-- What the exercise asks --
Each line below needs to be duplicated without alteration.

-- Web page and app entries --
Start of Block
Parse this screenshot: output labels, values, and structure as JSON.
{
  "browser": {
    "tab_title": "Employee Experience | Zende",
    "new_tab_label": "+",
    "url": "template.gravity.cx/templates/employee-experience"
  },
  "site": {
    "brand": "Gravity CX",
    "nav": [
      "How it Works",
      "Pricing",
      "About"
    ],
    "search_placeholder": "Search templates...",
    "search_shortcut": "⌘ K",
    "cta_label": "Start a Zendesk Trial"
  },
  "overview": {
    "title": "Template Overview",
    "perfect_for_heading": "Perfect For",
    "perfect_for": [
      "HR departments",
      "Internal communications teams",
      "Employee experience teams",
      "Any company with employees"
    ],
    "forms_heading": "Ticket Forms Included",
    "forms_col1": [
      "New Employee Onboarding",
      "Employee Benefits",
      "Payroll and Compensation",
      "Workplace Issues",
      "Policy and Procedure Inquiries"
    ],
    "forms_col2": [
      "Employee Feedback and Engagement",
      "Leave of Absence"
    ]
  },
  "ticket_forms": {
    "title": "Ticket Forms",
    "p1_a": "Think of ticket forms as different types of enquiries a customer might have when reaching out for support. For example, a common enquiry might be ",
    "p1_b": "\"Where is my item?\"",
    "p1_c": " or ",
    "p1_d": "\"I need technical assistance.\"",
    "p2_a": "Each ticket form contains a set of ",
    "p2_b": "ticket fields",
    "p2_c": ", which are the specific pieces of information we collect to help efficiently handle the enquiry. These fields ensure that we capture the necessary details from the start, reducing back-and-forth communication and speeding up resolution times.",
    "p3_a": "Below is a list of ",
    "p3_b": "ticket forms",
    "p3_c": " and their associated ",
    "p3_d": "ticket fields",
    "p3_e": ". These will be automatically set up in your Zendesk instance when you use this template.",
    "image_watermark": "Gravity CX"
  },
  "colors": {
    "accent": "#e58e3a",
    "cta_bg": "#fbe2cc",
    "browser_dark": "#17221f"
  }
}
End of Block
-- Solution --
Parse this screenshot: output labels, values, and structure as JSON.
{
  "browser": {
    "tab_title": "Employee Experience | Zende",
    "new_tab_label": "+",
    "url": "template.gravity.cx/templates/employee-experience"
  },
  "site": {
    "brand": "Gravity CX",
    "nav": [
      "How it Works",
      "Pricing",
      "About"
    ],
    "search_placeholder": "Search templates...",
    "search_shortcut": "⌘ K",
    "cta_label": "Start a Zendesk Trial"
  },
  "overview": {
    "title": "Template Overview",
    "perfect_for_heading": "Perfect For",
    "perfect_for": [
      "HR departments",
      "Internal communications teams",
      "Employee experience teams",
      "Any company with employees"
    ],
    "forms_heading": "Ticket Forms Included",
    "forms_col1": [
      "New Employee Onboarding",
      "Employee Benefits",
      "Payroll and Compensation",
      "Workplace Issues",
      "Policy and Procedure Inquiries"
    ],
    "forms_col2": [
      "Employee Feedback and Engagement",
      "Leave of Absence"
    ]
  },
  "ticket_forms": {
    "title": "Ticket Forms",
    "p1_a": "Think of ticket forms as different types of enquiries a customer might have when reaching out for support. For example, a common enquiry might be ",
    "p1_b": "\"Where is my item?\"",
    "p1_c": " or ",
    "p1_d": "\"I need technical assistance.\"",
    "p2_a": "Each ticket form contains a set of ",
    "p2_b": "ticket fields",
    "p2_c": ", which are the specific pieces of information we collect to help efficiently handle the enquiry. These fields ensure that we capture the necessary details from the start, reducing back-and-forth communication and speeding up resolution times.",
    "p3_a": "Below is a list of ",
    "p3_b": "ticket forms",
    "p3_c": " and their associated ",
    "p3_d": "ticket fields",
    "p3_e": ". These will be automatically set up in your Zendesk instance when you use this template.",
    "image_watermark": "Gravity CX"
  },
  "colors": {
    "accent": "#e58e3a",
    "cta_bg": "#fbe2cc",
    "browser_dark": "#17221f"
  }
}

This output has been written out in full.